Data Science Team Lead Hans Martin Espegren has spent the last year co-authoring a new study set to be published this spring titled, “The Gendered Dimension of Multi Mobility: Exploring the Bike Sharing Scheme in Oslo.” To conduct this study, we teamed up with the Institute of Transport Economics (TØI). We wanted to understand better how a user’s gender affects how often they use one of our bikes in Oslo. We could then use these patterns to develop new tools to adapt our system design, and ultimately make bike sharing more equal.
For this study, we analyzed 3.9 million Oslo City Bike trips between 2016 and 2017, as well as data gathered through 8,500 survey responses. Here’s what we found:
Women, on average, ride less than men
Unfortunately this wasn’t a surprise, as this pattern in usage reflects a worldwide phenomenon. CitiBike in New York City, which is the largest bike sharing scheme in the United States, reported that as of April 2017, women accounted for only 33% of its members. Meanwhile, recent official statistics from the U.K show that men make up 74% of those who commute to work by bicycle. This means that commuting men in the UK outnumber female bike commuters by a ratio of three to one.
In our own research, we found that among active members — our users who took more than one trip in 2017–41% were women, while only 32% of all trips in 2017 were undertaken by women. In the same year an average man took 39 trips in Oslo, while an average woman took 26 trips. We found this gender disparity in both bike-sharing schemes and in private cycling.
More stations are needed in the areas where women travel
Our study found a strong relationship between spatial distribution of Oslo City Bike’s stations and where women tend to ride their city bikes. Specifically, we found a strong correlation between biking routes dominated by women and areas of the city with a high concentration of female employment.
This shows that many women have integrated biking into their daily travel to and from work. The trip routes with the highest popularity among women were between stations in residential areas, and stations near workplaces with a high percentage of female employees, such as Ullevål Hospital and Tannlegehøyskolen.
Twenty-nine percent more women than men started their daily trips in an area including Blindern and Ullevål, which is home to both a hospital and Oslo’s largest university. However, thirteen percent more men than women started their trip at a station in or near the city center.

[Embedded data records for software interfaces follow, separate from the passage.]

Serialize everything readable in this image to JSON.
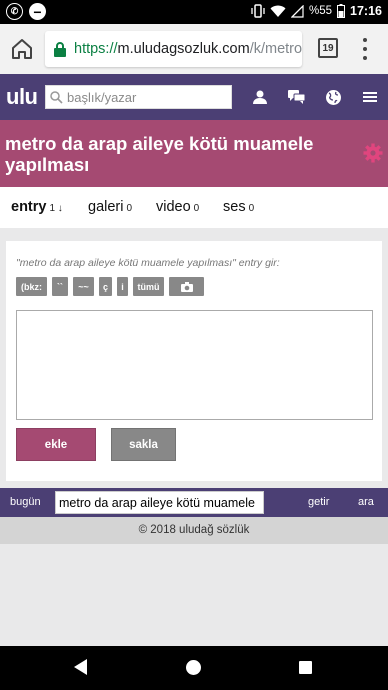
{
  "status_bar": {
    "battery": "%55",
    "time": "17:16"
  },
  "browser": {
    "url_proto": "https://",
    "url_host": "m.uludagsozluk.com",
    "url_path": "/k/metro-d",
    "tab_count": "19"
  },
  "header": {
    "logo": "ulu",
    "search_placeholder": "başlık/yazar",
    "icons": [
      "user-icon",
      "messages-icon",
      "globe-icon",
      "menu-icon"
    ]
  },
  "topic": {
    "title": "metro da arap aileye kötü muamele yapılması"
  },
  "tabs": [
    {
      "label": "entry",
      "count": "1 ↓",
      "active": true
    },
    {
      "label": "galeri",
      "count": "0",
      "active": false
    },
    {
      "label": "video",
      "count": "0",
      "active": false
    },
    {
      "label": "ses",
      "count": "0",
      "active": false
    }
  ],
  "editor": {
    "prompt": "\"metro da arap aileye kötü muamele yapılması\" entry gir:",
    "toolbar": [
      "(bkz:",
      "``",
      "~~",
      "ç",
      "i",
      "tümü"
    ],
    "submit_label": "ekle",
    "save_label": "sakla"
  },
  "bottom_nav": {
    "today": "bugün",
    "input_value": "metro da arap aileye kötü muamele",
    "go": "getir",
    "search": "ara"
  },
  "footer": {
    "copyright": "© 2018 uludağ sözlük"
  },
  "colors": {
    "header": "#4b3f74",
    "accent": "#a54a72",
    "button_gray": "#888888"
  }
}
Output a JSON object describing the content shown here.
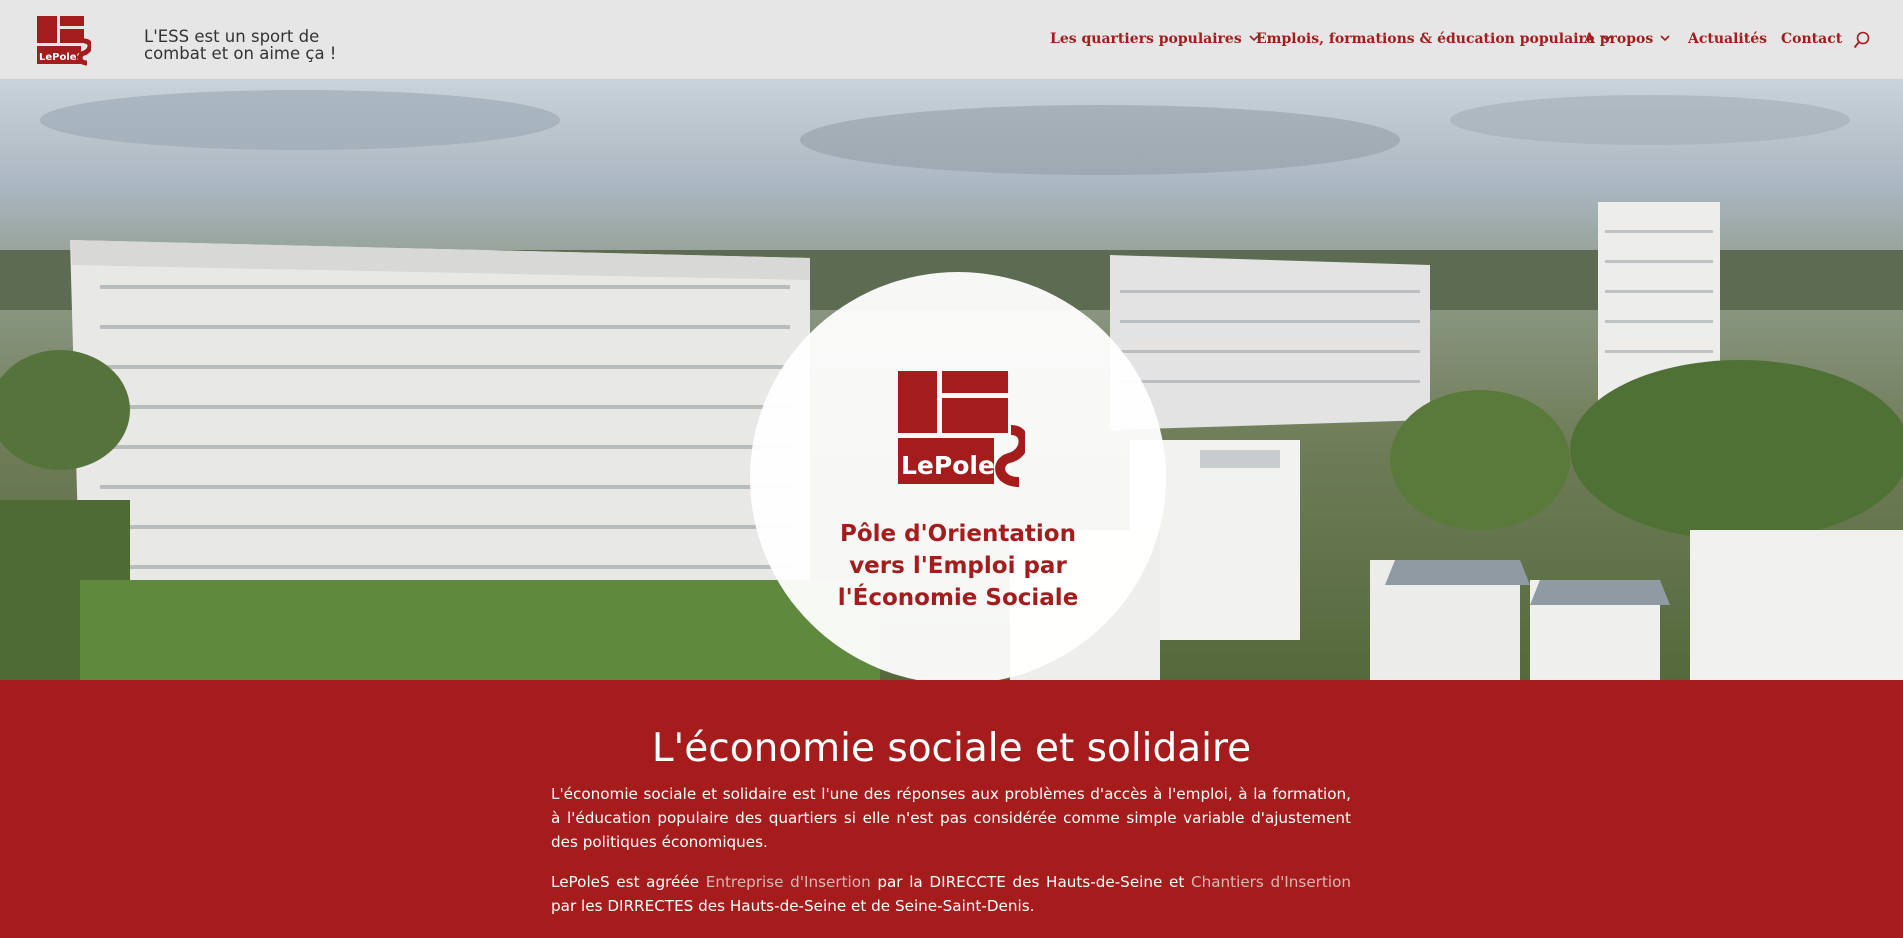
{
  "header": {
    "tagline": "L'ESS est un sport de combat et on aime ça !",
    "nav": [
      {
        "label": "Les quartiers populaires",
        "has_dropdown": true
      },
      {
        "label": "Emplois, formations & éducation populaire",
        "has_dropdown": true
      },
      {
        "label": "A propos",
        "has_dropdown": true
      },
      {
        "label": "Actualités",
        "has_dropdown": false
      },
      {
        "label": "Contact",
        "has_dropdown": false
      }
    ],
    "search_icon": "search-icon"
  },
  "hero": {
    "logo_text": "LePoleS",
    "title": "Pôle d'Orientation vers l'Emploi par l'Économie Sociale"
  },
  "section": {
    "title": "L'économie sociale et solidaire",
    "paragraph1": "L'économie sociale et solidaire est l'une des réponses aux problèmes d'accès à l'emploi, à la formation, à l'éducation populaire des quartiers si elle n'est pas considérée comme simple variable d'ajustement des politiques économiques.",
    "p2_part1": "LePoleS est agréée ",
    "p2_link1": "Entreprise d'Insertion",
    "p2_part2": " par la DIRECCTE des Hauts-de-Seine et ",
    "p2_link2": "Chantiers d'Insertion",
    "p2_part3": " par les DIRRECTES des Hauts-de-Seine et de Seine-Saint-Denis."
  },
  "colors": {
    "brand_red": "#a61c1c",
    "header_bg": "#e6e6e6",
    "link_muted": "#d9b7b7"
  }
}
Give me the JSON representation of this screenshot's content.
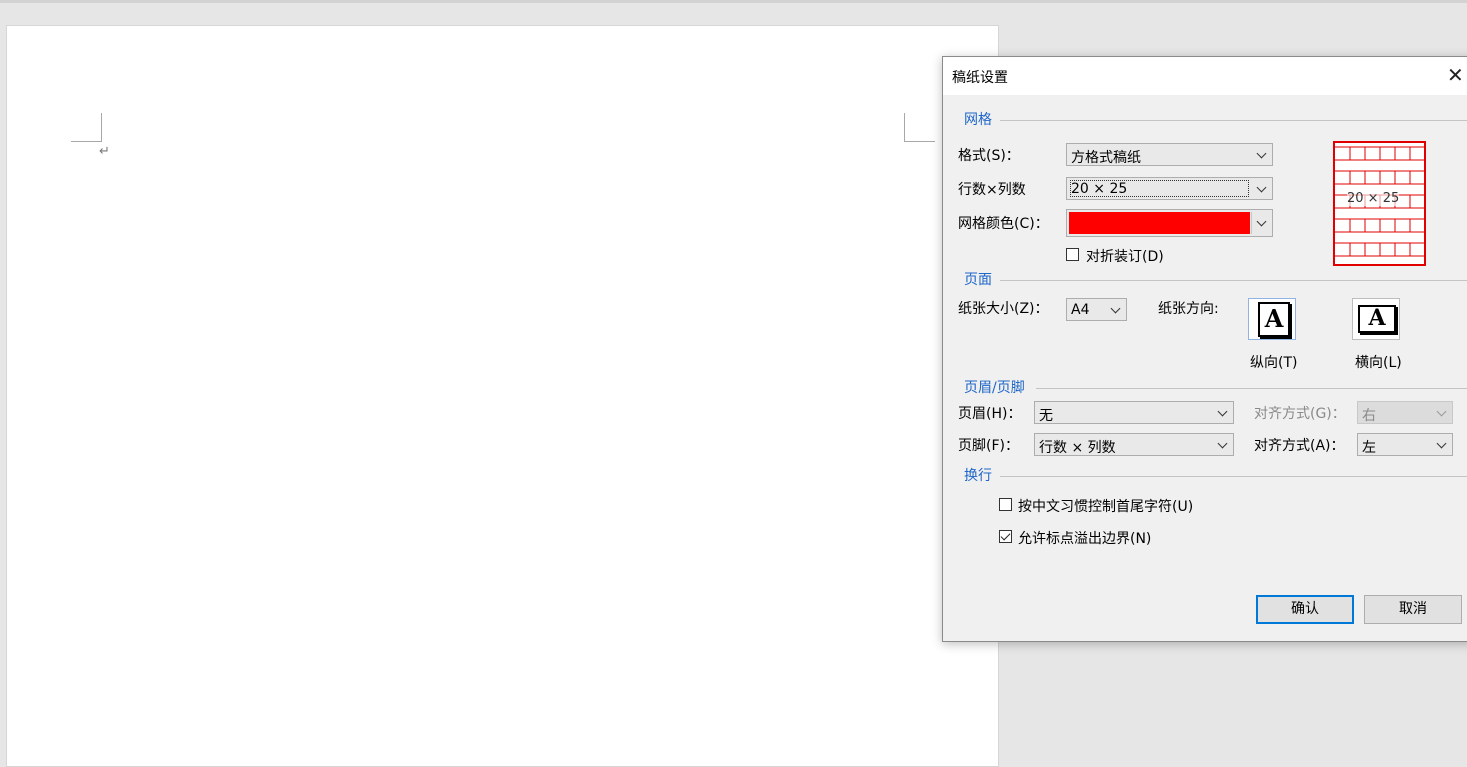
{
  "dialog": {
    "title": "稿纸设置",
    "close_symbol": "✕"
  },
  "grid_section": {
    "header": "网格",
    "format_label": "格式(S)：",
    "format_value": "方格式稿纸",
    "rows_cols_label": "行数×列数",
    "rows_cols_value": "20 × 25",
    "color_label": "网格颜色(C)：",
    "color_value": "#ff0000",
    "fold_binding_label": "对折装订(D)",
    "fold_binding_checked": false,
    "preview_text": "20 × 25",
    "preview_color": "#e00000"
  },
  "page_section": {
    "header": "页面",
    "paper_size_label": "纸张大小(Z)：",
    "paper_size_value": "A4",
    "orientation_label": "纸张方向:",
    "portrait_label": "纵向(T)",
    "landscape_label": "横向(L)",
    "icon_letter": "A",
    "selected_orientation": "portrait"
  },
  "header_footer_section": {
    "header": "页眉/页脚",
    "header_label": "页眉(H)：",
    "header_value": "无",
    "header_align_label": "对齐方式(G)：",
    "header_align_value": "右",
    "header_align_disabled": true,
    "footer_label": "页脚(F)：",
    "footer_value": "行数 × 列数",
    "footer_align_label": "对齐方式(A)：",
    "footer_align_value": "左"
  },
  "line_break_section": {
    "header": "换行",
    "chinese_rule_label": "按中文习惯控制首尾字符(U)",
    "chinese_rule_checked": false,
    "punct_overflow_label": "允许标点溢出边界(N)",
    "punct_overflow_checked": true
  },
  "buttons": {
    "ok": "确认",
    "cancel": "取消"
  },
  "document": {
    "paragraph_mark": "↵"
  },
  "colors": {
    "accent": "#1e66c8",
    "default_button_border": "#0078d7"
  }
}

Our data suggests that men are overrepresented in the city center, where more men tend to work, while women used bikes more in areas of high female employment like the north and west of Oslo. In other words, data models that rebalance simply based on overall bike usage may not equally represent the needs of each gender.
Women want more bike paths and more available parking slots
In our survey, more women than men — twenty four percent versus eighteen percent — said that they would like to see more designated bike paths in the city. We anticipate this may become a reality soon, as Oslo continues to convert car parking spaces into bike lanes in an effort to make the city center car-fee.
When asked how the city bike system could be improved, fifty-four percent of women and forty-five percent of men answered that they would like to see more available parking spots in our docking stations. This can be interpreted to reflect our past model which prioritized docking stations in the city center, and therefore, inadvertently, prioritized men.
Oslo has among the highest public transportation usage rates in the world. Still, if we increase our bike supply in underserved areas which are traditionally dominated by women, there is a strong potential for us to greatly impact travel behavior throughout Oslo.
Currently, Oslo’s transportation networks, including city bikes, have been built for, and continue to target, the city’s male-dominated employment sectors. We now have the data to better meet the needs of our female users.
We are now in the process of adapting our operational model to provide more bikes and more ample bike parking in areas where women tend to start and end their trips most often. We have shared our data with other players involved in city planning and public transportation so that they, too, can use this knowledge to improve access to other modes of transit. A better awareness of female-dominated routes will lead to a better bike-sharing service overall.
Using open data to better society
“In the Nordics, we have a long tradition of open data,” says Espegren.“We share anonymized data from all of our bike sharing systems publicly, so that city officials, academics, and other interested parties can learn more about how people move through the urban landscape.”
This study is another example of how applying data science to micro-mobility schemes can help operators like us design our systems and tune our algorithms. This data is tremendously useful in allowing us to improve system accessibility for more city residents.
Research methods like the sort we used in this study can — and should — be replicated in the future. We should research usage-rates and patterns of underserved groups to identify barriers and obstacles that we may not be aware of. We have every intention to continue making bike sharing more inclusive.
About the research: TRANSFER is a research project led by Senior Researcher Tanu Priya Uteng, and conducted by the Institute of Transport Economics (TØI) and Department of Sociology and Human Geography (UIO). This project primarily studies the access-egress issues related to public transport in Oslo and Trondheim. TRANSFER is financed by the Norwegian Research Council under the aegis of its research program TRANSPORT 2025.